forward-only: The default scrolling type of cursors is called a forward-only cursor and can move only forward through the result set. A forward-only cursor does not support scrolling but only fetching rows from the start to the end of the result set. A scrollable cursor is commonly used in screen-based interactive applications, like spreadsheets, in which users are allowed to scroll back and forth through the result set. However, applications should use scrollable cursors only when forward-only cursors will not do the job, as scrollable cursors are generally more expensive, than forward-only cursors. Random cursors move randomly through the result set. In difference to a randomly sorted cursor, the rows are not unique and the number of fetched rows is not limited to the size of the result set. If the method fetch() is called with a zero value for size, a CursorModeError is raised.

Supported operation modes are:

dynamic: A dynamic cursor is built on-the-fly and therefore comprises any changes made to the rows in the result set during it’s traversal, including new appended rows and the order of it’s traversal. This behavior is regardless of whether the changes occur from inside the cursor or by other users from outside the cursor. Dynamic cursors are thread-safe but do not support counting filtered rows or sorting rows. Indexed cursors (aka Keyset-driven cursors) are built on-the-fly with respect to an initial copy of the table index and therefore comprise changes made to the rows in the result set during it’s traversal, but not new appended rows nor changes within their order. Keyset driven cursors are thread-safe but do not support sorting rows or counting filtered rows. Static cursors are buffered and built during it’s creation time and therefore always display the result set as it was when the cursor was first opened. Static cursors are not thread-safe but support counting the rows with respect to a given filter and sorting the rows.
Aggregation Function

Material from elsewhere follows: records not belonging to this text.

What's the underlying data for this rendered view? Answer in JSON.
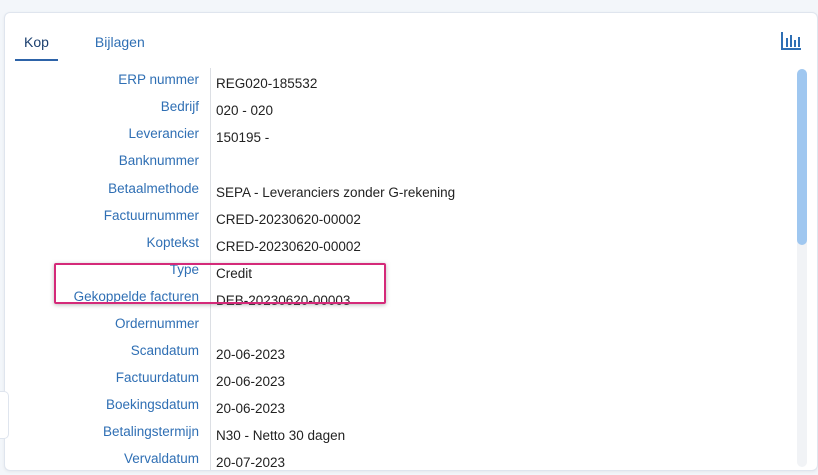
{
  "tabs": [
    {
      "label": "Kop",
      "active": true
    },
    {
      "label": "Bijlagen",
      "active": false
    }
  ],
  "toolbar": {
    "chart_icon": "bar-chart-icon"
  },
  "colors": {
    "label": "#2f6fb4",
    "highlight": "#d42a79",
    "scrollbar": "#9fc7f0"
  },
  "fields": [
    {
      "label": "ERP nummer",
      "value": "REG020-185532"
    },
    {
      "label": "Bedrijf",
      "value": "020 - 020"
    },
    {
      "label": "Leverancier",
      "value": "150195 -"
    },
    {
      "label": "Banknummer",
      "value": ""
    },
    {
      "label": "Betaalmethode",
      "value": "SEPA - Leveranciers zonder G-rekening"
    },
    {
      "label": "Factuurnummer",
      "value": "CRED-20230620-00002"
    },
    {
      "label": "Koptekst",
      "value": "CRED-20230620-00002"
    },
    {
      "label": "Type",
      "value": "Credit"
    },
    {
      "label": "Gekoppelde facturen",
      "value": "DEB-20230620-00003"
    },
    {
      "label": "Ordernummer",
      "value": ""
    },
    {
      "label": "Scandatum",
      "value": "20-06-2023"
    },
    {
      "label": "Factuurdatum",
      "value": "20-06-2023"
    },
    {
      "label": "Boekingsdatum",
      "value": "20-06-2023"
    },
    {
      "label": "Betalingstermijn",
      "value": "N30 - Netto 30 dagen"
    },
    {
      "label": "Vervaldatum",
      "value": "20-07-2023"
    }
  ]
}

Aggregation Functions are callable objects, that transform sequences of objects of a given domain into a single value. Examples include len(), sum(), min() or max(), but depending on the domain, many out-of-the-box aggregators are shipped with the standard library package statistics or with third party packages like numpy.